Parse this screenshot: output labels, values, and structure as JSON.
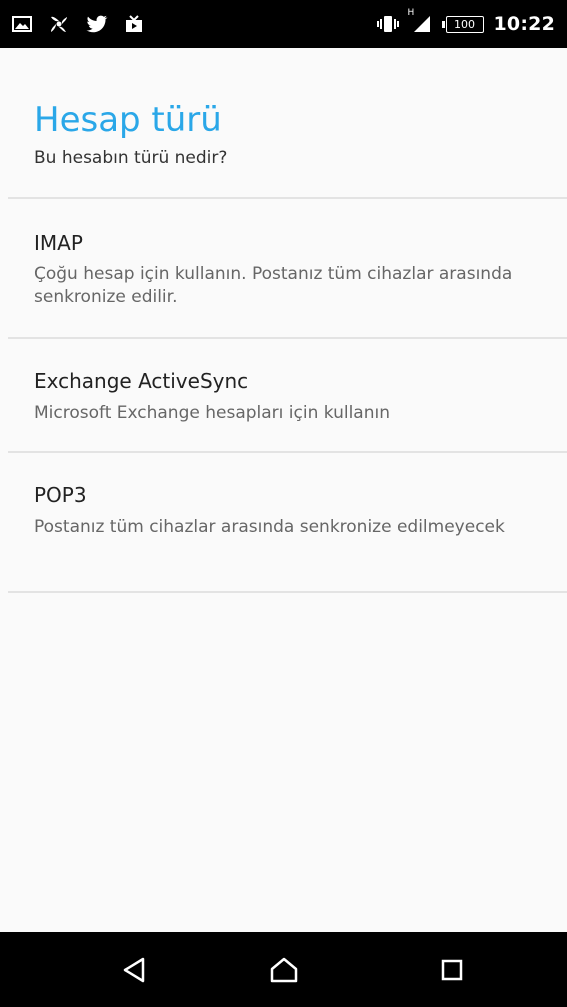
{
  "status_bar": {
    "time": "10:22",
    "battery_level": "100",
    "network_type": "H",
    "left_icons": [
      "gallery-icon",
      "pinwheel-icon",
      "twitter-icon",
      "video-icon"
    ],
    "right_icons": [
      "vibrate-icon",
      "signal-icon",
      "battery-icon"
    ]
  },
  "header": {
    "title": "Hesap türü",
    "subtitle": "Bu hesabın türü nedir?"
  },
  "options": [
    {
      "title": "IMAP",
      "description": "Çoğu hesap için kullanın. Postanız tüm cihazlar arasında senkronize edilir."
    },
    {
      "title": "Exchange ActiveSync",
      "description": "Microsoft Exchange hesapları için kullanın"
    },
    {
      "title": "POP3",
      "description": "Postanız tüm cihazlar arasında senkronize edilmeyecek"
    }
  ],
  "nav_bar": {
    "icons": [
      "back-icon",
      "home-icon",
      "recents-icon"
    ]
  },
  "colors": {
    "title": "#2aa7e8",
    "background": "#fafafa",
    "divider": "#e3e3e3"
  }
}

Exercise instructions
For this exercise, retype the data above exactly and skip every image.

Exercise answer
Parse this screenshot: output labels, values, and structure as JSON.
{
  "status_bar": {
    "time": "10:22",
    "battery_level": "100",
    "network_type": "H",
    "left_icons": [
      "gallery-icon",
      "pinwheel-icon",
      "twitter-icon",
      "video-icon"
    ],
    "right_icons": [
      "vibrate-icon",
      "signal-icon",
      "battery-icon"
    ]
  },
  "header": {
    "title": "Hesap türü",
    "subtitle": "Bu hesabın türü nedir?"
  },
  "options": [
    {
      "title": "IMAP",
      "description": "Çoğu hesap için kullanın. Postanız tüm cihazlar arasında senkronize edilir."
    },
    {
      "title": "Exchange ActiveSync",
      "description": "Microsoft Exchange hesapları için kullanın"
    },
    {
      "title": "POP3",
      "description": "Postanız tüm cihazlar arasında senkronize edilmeyecek"
    }
  ],
  "nav_bar": {
    "icons": [
      "back-icon",
      "home-icon",
      "recents-icon"
    ]
  },
  "colors": {
    "title": "#2aa7e8",
    "background": "#fafafa",
    "divider": "#e3e3e3"
  }
}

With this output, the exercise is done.